The tougher thing to do is to eliminate plastics in your environment. While it’s virtually impossible to get rid of all of them, there are many that we can live without. I recently came across a few individual-sized glass water bottles. Since I seem to get water spilled on my laptop, I have a new rule of no open water containers near the computer; this is a good solution for me since I need to have water nearby to drink. I’ve also been trying to allow myself to feed the children on ceramic and glass instead of the plastic kids’ dishes we have; it does mean more broken dishes though. Definitely not as convenient.
Of course limiting or eliminating the use of canned foods (BPA in the lining definitely contaminates the food you eat) is a good thing; with some planning you can eat fresh or fresh-frozen veggies instead. They have more nutrition and taste as well.
What steps have you or could you take to eliminate some of the plastics or other BPA containing products in your environment?
Whether or not you are genetically at risk, the biggest factors are the CHEMICALS YOU ARE EXPOSED TO. You can do something about this. And spending money on a pink bucket of fried chicken is NOT the way to do it.
That’s right, even KFC is getting in on searching for a “cure” for breast cancer. Here’s an ABC article about the pink buckets from KFC.
I’ve recently seen some videos about breast cancer and preventing it. I share them with you.
The first, supports an organization. I’m neither in favor or against the organization per say, but I do like the message in the video and thought it was well done.
Apparently this Christina Pirello has a TV show called Christina Cooks. I’ve been out of the country and away from TV for so long that I was not aware of it, but it seems like a good show; she takes traditional meals and teaches you how to make the healthier version. Here’s the link to her show site; there’s a great video there demonstrating clips from her show. Seems like a good watch. Anyway, here she is discussing Breast Cancer Awareness.
I’m a pickpocket.
But it’s all for a good cause, you see….the cause of my time. And my laundry.
If you have children (or even just husbands), you have probably learned that it’s important to check pockets before putting things in the washing machine. Not for you, of course; you never forget there’s an important paper in your pocket.
I once washed my husbands entire wallet. Complete with credit card (needed replacing), memory stick (amazingly, still worked), and a check that fell apart and was an embarrassment to ask for a re-issue. I learned my lesson.
And then I had children. Who like to stick the strangest things in their pockets! Rocks, pieces of play-dough, crayons….you do not want to wash those things with your other clothes.
I made a cutsey sign to hang over the hamper. It reminds everyone to check their pockets, sort by color, make sure it’s dirty, etc.
Nobody pays any attention to the sign.
I nagged, I implored them to check their pockets. It made little difference.
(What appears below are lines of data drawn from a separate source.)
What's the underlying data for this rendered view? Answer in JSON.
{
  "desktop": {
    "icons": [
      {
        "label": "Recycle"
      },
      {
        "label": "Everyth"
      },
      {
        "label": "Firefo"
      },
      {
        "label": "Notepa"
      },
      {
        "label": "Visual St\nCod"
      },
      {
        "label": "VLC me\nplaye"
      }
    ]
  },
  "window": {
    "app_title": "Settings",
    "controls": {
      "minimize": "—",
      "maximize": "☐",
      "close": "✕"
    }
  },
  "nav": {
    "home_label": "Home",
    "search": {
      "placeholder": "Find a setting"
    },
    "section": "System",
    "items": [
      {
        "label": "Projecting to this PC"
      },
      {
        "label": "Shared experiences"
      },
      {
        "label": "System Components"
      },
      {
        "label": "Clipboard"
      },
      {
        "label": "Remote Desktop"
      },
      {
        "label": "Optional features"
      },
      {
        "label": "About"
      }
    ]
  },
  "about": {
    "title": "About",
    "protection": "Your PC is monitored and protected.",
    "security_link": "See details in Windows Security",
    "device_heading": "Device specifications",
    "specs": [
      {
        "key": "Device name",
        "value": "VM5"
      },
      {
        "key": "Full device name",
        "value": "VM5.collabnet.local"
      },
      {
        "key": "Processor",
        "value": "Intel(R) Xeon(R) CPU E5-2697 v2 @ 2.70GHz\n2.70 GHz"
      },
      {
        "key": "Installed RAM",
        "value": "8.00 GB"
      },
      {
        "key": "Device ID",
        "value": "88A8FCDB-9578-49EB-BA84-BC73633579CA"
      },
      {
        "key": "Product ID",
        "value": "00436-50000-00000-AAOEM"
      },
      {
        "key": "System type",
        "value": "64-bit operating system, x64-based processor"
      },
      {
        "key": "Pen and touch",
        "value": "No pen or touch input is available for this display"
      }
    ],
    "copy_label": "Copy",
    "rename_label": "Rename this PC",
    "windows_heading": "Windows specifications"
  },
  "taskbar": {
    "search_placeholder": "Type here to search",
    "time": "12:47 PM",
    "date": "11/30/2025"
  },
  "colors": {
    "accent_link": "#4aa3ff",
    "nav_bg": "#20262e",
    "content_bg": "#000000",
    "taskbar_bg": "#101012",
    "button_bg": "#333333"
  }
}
And then, I began to pick pockets. For profit, that is.
I empty the pockets, and the contents become mine. I then offer said contents for SALE to the owner first, and then to others if the owner doesn’t want to fork it over. If there are no buyers, I declutter it by putting it in the trash (it usually belongs there anyway).
I don’t charge much, only a shekel (about 25 cents) per item. But to the kids, it’s a lot (the 2 older ones get 1 or 2 shekels for allowance each week plus a little for extra jobs if they choose). And it works! It makes them more careful about leaving things in their pockets, and helps them learn the value of both things and money at the same time.
It works for me.
What’s your trick for getting your family members to participate in laundry rules?
What’s the worst thing you ever washed by mistake?
Have you ever been pickpocketed for real?
How do you teach your children to take care of their things/value of money?
When was the last time you watched Oliver! ?